Dataset rows describing interfaces

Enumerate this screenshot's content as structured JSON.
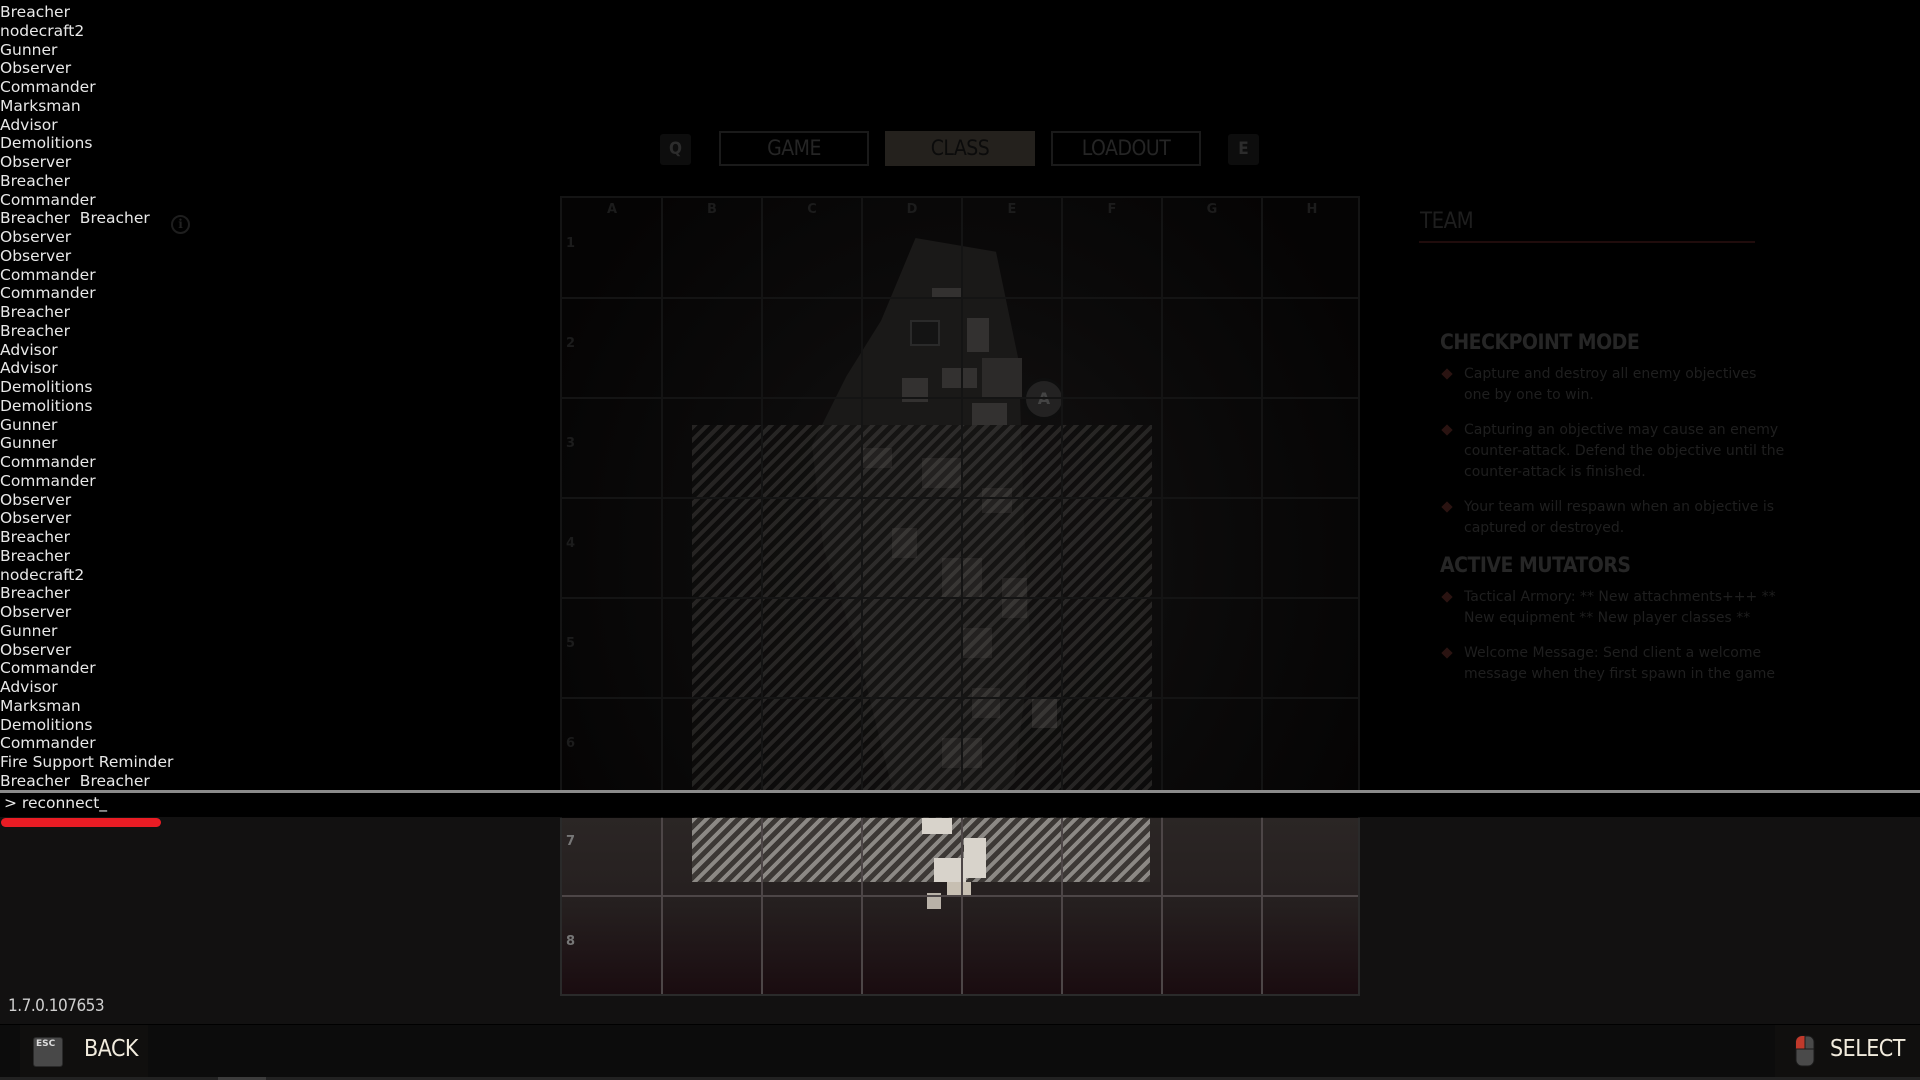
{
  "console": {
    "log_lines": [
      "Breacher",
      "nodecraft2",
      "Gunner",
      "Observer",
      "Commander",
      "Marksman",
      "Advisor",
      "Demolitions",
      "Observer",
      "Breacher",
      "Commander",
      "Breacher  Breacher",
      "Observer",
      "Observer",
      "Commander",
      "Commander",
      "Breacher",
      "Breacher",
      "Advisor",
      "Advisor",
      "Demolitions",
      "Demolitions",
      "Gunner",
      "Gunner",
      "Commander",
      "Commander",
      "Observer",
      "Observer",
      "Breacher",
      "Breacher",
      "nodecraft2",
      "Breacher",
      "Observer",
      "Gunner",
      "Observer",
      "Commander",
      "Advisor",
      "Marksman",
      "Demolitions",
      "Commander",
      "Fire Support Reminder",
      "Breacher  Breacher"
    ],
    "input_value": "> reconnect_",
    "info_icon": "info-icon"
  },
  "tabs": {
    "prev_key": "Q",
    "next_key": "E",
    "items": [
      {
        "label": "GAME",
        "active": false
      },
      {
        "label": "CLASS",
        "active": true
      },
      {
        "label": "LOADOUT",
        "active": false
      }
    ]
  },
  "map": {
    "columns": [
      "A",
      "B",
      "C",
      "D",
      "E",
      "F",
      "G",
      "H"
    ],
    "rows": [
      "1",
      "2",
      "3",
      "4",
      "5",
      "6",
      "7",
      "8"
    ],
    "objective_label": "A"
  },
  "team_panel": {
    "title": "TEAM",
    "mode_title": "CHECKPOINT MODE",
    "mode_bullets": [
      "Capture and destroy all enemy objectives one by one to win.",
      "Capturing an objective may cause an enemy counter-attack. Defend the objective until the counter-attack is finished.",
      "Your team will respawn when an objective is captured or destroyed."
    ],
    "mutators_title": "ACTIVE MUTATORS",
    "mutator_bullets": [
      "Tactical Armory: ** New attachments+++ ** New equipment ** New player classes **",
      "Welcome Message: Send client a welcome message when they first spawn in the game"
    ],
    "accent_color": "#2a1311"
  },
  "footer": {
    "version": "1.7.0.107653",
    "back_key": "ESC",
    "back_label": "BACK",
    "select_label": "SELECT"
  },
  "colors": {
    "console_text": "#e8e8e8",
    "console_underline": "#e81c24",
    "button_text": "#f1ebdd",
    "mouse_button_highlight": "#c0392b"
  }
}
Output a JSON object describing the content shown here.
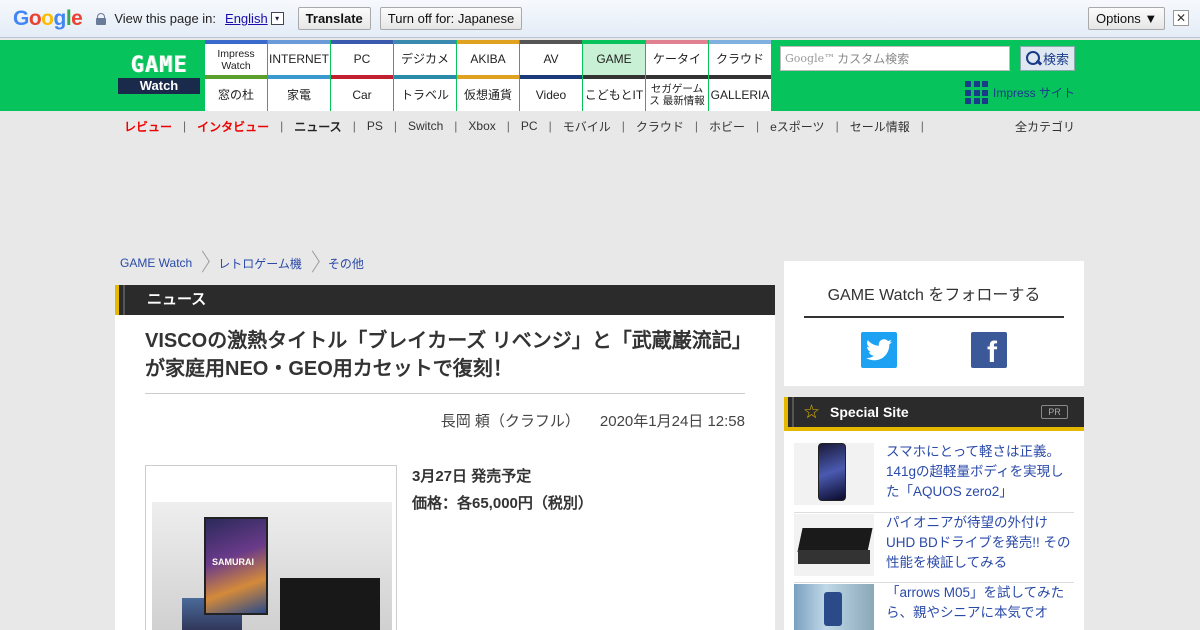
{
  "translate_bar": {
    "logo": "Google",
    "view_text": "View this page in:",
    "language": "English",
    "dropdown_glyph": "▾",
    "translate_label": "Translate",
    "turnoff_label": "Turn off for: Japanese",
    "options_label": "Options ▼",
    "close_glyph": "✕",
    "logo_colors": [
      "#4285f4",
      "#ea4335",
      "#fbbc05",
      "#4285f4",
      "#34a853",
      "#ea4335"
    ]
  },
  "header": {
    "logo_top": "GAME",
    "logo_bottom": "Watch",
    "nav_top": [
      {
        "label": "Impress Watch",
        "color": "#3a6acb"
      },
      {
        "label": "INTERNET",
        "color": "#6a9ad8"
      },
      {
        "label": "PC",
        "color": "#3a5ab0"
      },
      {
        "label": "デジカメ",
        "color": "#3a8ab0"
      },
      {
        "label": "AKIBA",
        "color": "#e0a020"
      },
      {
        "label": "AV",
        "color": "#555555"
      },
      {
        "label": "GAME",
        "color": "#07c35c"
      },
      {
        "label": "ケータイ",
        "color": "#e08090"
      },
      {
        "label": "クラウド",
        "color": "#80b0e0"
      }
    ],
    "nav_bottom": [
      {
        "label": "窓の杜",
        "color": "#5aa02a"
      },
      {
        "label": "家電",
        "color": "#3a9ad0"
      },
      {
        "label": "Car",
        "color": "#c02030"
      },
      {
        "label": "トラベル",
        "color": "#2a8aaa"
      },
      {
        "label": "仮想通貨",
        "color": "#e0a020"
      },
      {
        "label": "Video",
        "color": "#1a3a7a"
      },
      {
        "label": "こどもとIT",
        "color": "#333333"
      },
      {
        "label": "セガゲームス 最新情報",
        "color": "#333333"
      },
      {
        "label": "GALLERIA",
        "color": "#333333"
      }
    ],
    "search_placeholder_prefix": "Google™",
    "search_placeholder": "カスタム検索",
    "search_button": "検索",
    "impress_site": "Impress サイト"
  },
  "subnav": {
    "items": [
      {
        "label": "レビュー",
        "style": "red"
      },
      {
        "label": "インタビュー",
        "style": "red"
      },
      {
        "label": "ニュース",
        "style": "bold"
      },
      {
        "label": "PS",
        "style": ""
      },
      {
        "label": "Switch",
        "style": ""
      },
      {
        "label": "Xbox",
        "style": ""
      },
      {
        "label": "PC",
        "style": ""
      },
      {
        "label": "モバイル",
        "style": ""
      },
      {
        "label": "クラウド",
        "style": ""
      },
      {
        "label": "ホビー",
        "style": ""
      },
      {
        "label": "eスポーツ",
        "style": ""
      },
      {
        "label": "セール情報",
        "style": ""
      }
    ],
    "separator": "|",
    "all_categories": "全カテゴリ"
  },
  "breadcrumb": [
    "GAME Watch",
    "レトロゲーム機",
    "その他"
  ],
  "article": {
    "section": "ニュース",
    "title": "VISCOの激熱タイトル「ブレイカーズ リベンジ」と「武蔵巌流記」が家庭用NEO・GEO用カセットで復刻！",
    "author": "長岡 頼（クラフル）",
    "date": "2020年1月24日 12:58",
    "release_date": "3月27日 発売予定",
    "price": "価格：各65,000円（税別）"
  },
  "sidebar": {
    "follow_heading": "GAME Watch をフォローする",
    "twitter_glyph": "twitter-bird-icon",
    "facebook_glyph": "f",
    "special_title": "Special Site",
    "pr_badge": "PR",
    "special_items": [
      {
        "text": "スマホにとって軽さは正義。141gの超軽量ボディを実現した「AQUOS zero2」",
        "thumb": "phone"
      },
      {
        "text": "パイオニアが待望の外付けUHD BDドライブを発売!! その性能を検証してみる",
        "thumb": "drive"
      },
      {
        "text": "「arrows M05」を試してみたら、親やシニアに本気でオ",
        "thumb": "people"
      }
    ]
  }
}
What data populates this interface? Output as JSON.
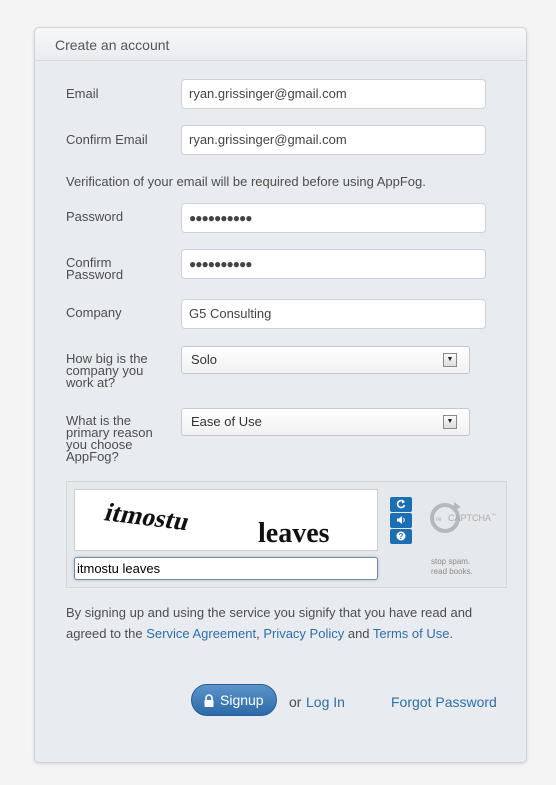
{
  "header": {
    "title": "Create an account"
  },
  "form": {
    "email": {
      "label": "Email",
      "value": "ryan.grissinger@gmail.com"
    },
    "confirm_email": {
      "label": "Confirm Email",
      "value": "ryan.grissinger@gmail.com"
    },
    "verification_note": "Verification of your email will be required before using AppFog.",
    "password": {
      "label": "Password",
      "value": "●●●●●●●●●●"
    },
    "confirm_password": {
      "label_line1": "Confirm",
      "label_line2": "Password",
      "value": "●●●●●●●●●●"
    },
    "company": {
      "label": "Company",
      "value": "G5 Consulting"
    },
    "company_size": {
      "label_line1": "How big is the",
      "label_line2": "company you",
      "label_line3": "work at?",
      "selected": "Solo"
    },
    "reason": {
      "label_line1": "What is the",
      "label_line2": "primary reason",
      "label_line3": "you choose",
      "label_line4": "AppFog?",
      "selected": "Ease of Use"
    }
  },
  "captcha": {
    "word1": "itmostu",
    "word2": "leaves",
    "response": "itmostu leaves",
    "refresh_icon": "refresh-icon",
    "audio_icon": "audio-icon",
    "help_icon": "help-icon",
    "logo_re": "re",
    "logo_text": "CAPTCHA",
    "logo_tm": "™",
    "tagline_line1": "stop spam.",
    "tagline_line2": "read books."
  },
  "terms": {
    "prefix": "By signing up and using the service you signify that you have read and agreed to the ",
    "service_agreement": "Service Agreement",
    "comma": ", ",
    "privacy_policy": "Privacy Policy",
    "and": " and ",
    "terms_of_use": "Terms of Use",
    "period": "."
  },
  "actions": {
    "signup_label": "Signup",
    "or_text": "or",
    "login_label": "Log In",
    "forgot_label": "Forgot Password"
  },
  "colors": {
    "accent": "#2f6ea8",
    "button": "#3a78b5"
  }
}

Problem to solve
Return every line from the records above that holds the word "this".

Exercise result
Enumerate this screenshot's content as structured JSON.
    "view_text": "View this page in:",
What data populates this interface? Output as JSON.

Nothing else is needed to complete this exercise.